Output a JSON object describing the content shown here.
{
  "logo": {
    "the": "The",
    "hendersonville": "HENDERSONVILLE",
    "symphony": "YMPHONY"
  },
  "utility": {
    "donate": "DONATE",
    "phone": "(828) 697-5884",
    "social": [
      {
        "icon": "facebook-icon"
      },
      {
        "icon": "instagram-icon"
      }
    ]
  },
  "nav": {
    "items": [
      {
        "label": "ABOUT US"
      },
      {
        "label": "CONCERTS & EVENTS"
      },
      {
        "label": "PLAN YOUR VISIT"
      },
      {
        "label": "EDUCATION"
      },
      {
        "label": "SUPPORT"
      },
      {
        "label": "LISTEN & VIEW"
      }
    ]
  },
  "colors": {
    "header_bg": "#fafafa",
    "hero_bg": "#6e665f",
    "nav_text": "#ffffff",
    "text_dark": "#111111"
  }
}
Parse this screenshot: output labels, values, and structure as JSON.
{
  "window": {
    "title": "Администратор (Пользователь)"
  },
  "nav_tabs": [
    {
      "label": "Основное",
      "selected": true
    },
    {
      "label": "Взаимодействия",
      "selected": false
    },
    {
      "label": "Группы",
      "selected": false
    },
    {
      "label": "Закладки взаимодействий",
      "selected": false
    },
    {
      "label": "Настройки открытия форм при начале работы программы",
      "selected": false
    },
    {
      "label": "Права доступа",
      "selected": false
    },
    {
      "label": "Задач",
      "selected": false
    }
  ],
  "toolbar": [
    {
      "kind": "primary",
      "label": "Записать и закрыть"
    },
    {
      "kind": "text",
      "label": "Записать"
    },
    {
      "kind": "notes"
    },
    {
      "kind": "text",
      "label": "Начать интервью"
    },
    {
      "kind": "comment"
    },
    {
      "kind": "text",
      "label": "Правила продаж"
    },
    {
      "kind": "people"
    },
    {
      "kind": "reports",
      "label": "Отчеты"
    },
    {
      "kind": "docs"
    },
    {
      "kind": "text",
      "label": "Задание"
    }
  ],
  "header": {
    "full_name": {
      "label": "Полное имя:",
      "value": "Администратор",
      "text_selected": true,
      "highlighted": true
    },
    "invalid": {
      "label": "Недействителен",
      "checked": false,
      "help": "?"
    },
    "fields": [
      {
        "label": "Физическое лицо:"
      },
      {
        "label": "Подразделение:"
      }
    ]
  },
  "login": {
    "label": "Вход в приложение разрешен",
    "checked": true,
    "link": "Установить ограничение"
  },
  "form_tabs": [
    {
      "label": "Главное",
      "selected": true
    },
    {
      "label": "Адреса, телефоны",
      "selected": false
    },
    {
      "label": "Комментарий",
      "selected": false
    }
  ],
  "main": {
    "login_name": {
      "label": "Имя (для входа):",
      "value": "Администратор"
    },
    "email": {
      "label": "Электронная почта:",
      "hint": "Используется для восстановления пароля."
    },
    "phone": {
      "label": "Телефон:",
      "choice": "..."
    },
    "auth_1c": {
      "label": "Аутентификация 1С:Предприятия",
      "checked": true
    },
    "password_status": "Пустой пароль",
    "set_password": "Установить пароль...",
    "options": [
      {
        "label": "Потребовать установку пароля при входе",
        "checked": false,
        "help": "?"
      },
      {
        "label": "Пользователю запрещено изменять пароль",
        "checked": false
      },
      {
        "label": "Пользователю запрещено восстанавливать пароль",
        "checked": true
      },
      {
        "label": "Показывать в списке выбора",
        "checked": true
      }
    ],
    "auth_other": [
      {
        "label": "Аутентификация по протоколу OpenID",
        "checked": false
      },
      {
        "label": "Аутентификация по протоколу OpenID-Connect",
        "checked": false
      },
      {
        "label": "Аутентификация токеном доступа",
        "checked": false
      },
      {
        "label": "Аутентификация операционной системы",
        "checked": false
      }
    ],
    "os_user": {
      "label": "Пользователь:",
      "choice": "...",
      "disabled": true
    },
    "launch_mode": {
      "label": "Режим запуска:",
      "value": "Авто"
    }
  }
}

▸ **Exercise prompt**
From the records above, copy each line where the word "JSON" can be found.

▸ **Final answer**
Output a JSON object describing the content shown here.
Parse this screenshot: output labels, values, and structure as JSON.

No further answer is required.